‘I don't understand, what did I do wrong? It's what she wanted. I've even recorded us on audio tape, in case the likes of you don't believe me. I've got the tape here. Put it in the machine . . . you'll see. . . Listen, you can here me asking . . . wait . . . there! She said it – plain as day: "I want to be cremated." You see, she was afraid of being buried – the thought of being alone down there in a cold, dark box- she couldn't bear the thought of that. Now what's the problem?' ‘The problem is; she meant after she had died!' ‘Ah.'
Edith walked home, the cat she'd just bought secure inside its box. Inside her overcrowded, cluttered house she let the cat out, the strong smell of cat pee hardly registering. The cat joined the others. She closed the door and made her way to another pet shop. When she'd got what she wanted Edith walked home, the cat she'd just bought secure inside its box. Inside her overcrowded, cluttered house she let the cat out, the strong smell of cat pee hardly registering. The cat joined the others. She closed the door and made her way to another pet shop . . .
You asked me do I want to be? Well, that's a pretty complex thing. I suppose our existence isn't something we've any option about. I mean we are therefore we are, aren't we. Me, I believe God's an atheist – I don't think He believes we exist or else he'd care – not just leave us all to it eh? I reckon He created the world and everything, then buggered off somewhere nicer. I bet Earth wasn't his final creation, just an experiment along the way, like a pottery maker. Then there's the other . . . what? You asked me do I want tea?
‘Iceberg dead ahead!' ‘What the hell do you mean "iceberg dead ahead"? We're flying at thirty thousand feet!' ‘Stop all engines! Man the life rafts!' ‘We're in a bloody airplane!' ‘We're taking on water! All hands to the bilge pumps!' ‘ There aren't any bilge pumps. Are you sure you passed your pilot fitness test this year?' ‘What's that you say? I can smell mutiny! Mutiny!' ‘You need to lie down, think of the passengers for God's sake!' ‘I'll hang every mutinous sea dog on this ship from the yard arm!' ‘Wait a second – your right! There is an iceberg!'

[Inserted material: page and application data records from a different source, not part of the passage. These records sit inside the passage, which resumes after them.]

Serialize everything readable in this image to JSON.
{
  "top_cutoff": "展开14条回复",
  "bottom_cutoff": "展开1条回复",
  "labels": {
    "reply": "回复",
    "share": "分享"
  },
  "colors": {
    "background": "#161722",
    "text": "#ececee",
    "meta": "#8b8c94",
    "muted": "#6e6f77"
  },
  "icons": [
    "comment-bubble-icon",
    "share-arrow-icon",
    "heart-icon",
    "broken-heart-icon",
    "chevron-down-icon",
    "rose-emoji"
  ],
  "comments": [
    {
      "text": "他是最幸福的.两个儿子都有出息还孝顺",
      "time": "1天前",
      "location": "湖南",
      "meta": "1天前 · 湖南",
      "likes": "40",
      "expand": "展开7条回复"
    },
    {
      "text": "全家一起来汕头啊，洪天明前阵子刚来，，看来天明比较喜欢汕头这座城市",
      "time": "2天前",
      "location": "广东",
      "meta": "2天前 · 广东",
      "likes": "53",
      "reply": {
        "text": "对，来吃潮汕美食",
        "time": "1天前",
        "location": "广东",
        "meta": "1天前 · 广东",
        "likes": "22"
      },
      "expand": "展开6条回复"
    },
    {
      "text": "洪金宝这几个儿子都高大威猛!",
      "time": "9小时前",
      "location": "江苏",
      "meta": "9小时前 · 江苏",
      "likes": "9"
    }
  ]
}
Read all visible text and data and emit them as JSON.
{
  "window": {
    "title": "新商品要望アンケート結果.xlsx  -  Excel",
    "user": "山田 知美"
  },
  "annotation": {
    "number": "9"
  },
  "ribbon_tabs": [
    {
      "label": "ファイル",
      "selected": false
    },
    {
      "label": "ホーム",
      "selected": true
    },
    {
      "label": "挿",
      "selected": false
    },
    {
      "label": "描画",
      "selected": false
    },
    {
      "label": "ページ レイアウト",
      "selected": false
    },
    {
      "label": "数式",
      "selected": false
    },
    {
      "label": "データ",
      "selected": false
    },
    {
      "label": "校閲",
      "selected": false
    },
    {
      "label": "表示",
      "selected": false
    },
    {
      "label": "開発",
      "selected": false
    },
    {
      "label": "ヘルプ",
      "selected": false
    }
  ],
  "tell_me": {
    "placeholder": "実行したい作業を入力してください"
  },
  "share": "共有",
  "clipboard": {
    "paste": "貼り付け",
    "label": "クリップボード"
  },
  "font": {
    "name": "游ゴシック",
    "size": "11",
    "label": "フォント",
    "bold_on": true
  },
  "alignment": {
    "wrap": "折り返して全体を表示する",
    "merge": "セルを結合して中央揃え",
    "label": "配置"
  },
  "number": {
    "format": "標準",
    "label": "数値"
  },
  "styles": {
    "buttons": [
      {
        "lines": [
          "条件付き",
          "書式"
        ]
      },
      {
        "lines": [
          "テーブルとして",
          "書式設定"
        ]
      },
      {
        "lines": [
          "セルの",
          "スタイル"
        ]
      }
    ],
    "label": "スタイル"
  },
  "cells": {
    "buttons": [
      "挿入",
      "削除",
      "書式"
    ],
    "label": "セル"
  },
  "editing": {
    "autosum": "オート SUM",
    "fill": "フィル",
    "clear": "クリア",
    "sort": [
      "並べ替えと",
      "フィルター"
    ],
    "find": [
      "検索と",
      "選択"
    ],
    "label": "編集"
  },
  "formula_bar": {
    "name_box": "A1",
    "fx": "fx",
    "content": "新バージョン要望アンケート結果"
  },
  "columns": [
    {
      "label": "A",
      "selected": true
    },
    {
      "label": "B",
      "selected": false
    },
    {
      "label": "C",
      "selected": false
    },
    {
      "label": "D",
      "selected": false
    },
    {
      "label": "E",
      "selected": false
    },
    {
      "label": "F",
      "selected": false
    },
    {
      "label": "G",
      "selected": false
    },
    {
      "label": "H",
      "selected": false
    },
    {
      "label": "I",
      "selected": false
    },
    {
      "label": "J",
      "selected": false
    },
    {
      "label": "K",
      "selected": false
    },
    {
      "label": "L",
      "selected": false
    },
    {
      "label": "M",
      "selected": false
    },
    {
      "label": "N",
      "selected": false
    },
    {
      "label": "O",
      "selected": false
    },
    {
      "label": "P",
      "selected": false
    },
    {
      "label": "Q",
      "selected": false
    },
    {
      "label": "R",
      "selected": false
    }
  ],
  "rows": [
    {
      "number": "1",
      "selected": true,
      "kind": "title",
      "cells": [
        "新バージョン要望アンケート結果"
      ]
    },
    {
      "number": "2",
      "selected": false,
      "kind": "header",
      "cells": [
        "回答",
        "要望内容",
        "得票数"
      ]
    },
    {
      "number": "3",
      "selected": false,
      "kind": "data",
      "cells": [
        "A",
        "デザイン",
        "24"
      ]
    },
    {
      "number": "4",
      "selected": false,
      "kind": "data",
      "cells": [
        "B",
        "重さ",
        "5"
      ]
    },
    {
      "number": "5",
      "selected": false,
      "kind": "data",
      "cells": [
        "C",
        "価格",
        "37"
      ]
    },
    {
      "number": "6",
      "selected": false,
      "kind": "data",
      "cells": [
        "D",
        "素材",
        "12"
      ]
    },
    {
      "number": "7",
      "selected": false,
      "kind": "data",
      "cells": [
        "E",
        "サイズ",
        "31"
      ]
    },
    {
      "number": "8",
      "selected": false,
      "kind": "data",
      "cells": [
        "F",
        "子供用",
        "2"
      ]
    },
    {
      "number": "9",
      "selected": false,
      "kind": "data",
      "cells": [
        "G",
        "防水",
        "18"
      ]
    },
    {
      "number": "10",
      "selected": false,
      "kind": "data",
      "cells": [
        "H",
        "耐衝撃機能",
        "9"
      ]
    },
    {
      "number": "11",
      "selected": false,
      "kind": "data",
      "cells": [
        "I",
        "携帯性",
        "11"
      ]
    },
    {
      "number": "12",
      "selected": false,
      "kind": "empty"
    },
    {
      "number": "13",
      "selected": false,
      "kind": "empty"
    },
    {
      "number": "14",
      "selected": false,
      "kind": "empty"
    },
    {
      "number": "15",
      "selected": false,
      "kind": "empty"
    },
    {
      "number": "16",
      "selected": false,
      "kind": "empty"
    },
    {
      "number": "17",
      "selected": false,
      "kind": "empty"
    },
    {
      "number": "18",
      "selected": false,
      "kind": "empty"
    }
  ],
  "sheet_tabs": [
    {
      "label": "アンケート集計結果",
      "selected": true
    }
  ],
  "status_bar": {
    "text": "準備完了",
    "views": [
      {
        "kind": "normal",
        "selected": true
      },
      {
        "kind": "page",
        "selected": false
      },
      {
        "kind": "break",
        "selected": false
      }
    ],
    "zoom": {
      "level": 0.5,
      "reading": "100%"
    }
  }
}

I could hardly believe my eyes when I first saw my blind date. Clumps of hair were missing, her clothes were dirty and torn and smelt of cat's piss. The slogan on her ragged T-shirt read: ‘Cock-sucking bitch!' Instead of a skirt, what appeared to be a yellow-stained towel clung loosely around her waist and hips. On her size ten feet she wore a high-heel shoe and a thick-soled leather boot. Her eye make-up was splotched and running. When she smiled she revealed crooked blackened teeth. She was the most beautiful girl I'd ever dated.
He had reached the end now. His whole life lay shattered and broken before him. Everything he'd worked for, ruined. All his hopes, his plans, destroyed forever, it had all been for nothing. It was their fault! He had given them everything they could have ever dreamed of, and how was he re-paid? With betrayal, plots, lies and deceit! Such ingratitude! But the real pain was in the realisation that he'd come so incredibly close to achieving his dream, his destiny. With tears of immense sadness, Adolph Hitler placed the gun barrel to his right temple, and pulled the trigger.
The Tip Jar